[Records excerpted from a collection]
++++++++++++++++++++
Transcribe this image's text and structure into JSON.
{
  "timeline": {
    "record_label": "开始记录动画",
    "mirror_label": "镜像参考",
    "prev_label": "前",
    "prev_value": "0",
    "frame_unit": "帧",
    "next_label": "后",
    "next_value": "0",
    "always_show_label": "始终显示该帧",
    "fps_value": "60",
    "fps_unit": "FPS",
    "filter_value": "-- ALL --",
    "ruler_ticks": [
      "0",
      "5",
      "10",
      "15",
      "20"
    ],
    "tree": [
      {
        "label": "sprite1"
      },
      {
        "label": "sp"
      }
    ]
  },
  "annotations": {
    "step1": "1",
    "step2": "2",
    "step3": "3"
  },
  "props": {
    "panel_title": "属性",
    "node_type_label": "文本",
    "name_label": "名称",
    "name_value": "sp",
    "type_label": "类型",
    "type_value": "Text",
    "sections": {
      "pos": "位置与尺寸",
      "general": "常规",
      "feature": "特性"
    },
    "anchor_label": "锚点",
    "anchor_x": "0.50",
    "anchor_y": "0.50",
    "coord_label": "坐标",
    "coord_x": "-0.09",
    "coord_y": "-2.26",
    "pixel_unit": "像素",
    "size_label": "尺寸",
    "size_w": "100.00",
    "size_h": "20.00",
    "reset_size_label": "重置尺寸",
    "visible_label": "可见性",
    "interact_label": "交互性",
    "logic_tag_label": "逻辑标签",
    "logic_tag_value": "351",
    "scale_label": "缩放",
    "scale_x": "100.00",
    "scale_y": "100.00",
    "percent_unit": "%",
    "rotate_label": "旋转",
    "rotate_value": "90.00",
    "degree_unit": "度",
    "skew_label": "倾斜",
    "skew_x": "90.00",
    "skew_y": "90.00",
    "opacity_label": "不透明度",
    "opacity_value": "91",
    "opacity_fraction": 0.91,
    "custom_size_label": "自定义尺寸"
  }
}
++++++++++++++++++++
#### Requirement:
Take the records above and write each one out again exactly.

#### Solution to this problem:
Transcribe this image's text and structure into JSON.
{
  "timeline": {
    "record_label": "开始记录动画",
    "mirror_label": "镜像参考",
    "prev_label": "前",
    "prev_value": "0",
    "frame_unit": "帧",
    "next_label": "后",
    "next_value": "0",
    "always_show_label": "始终显示该帧",
    "fps_value": "60",
    "fps_unit": "FPS",
    "filter_value": "-- ALL --",
    "ruler_ticks": [
      "0",
      "5",
      "10",
      "15",
      "20"
    ],
    "tree": [
      {
        "label": "sprite1"
      },
      {
        "label": "sp"
      }
    ]
  },
  "annotations": {
    "step1": "1",
    "step2": "2",
    "step3": "3"
  },
  "props": {
    "panel_title": "属性",
    "node_type_label": "文本",
    "name_label": "名称",
    "name_value": "sp",
    "type_label": "类型",
    "type_value": "Text",
    "sections": {
      "pos": "位置与尺寸",
      "general": "常规",
      "feature": "特性"
    },
    "anchor_label": "锚点",
    "anchor_x": "0.50",
    "anchor_y": "0.50",
    "coord_label": "坐标",
    "coord_x": "-0.09",
    "coord_y": "-2.26",
    "pixel_unit": "像素",
    "size_label": "尺寸",
    "size_w": "100.00",
    "size_h": "20.00",
    "reset_size_label": "重置尺寸",
    "visible_label": "可见性",
    "interact_label": "交互性",
    "logic_tag_label": "逻辑标签",
    "logic_tag_value": "351",
    "scale_label": "缩放",
    "scale_x": "100.00",
    "scale_y": "100.00",
    "percent_unit": "%",
    "rotate_label": "旋转",
    "rotate_value": "90.00",
    "degree_unit": "度",
    "skew_label": "倾斜",
    "skew_x": "90.00",
    "skew_y": "90.00",
    "opacity_label": "不透明度",
    "opacity_value": "91",
    "opacity_fraction": 0.91,
    "custom_size_label": "自定义尺寸"
  }
}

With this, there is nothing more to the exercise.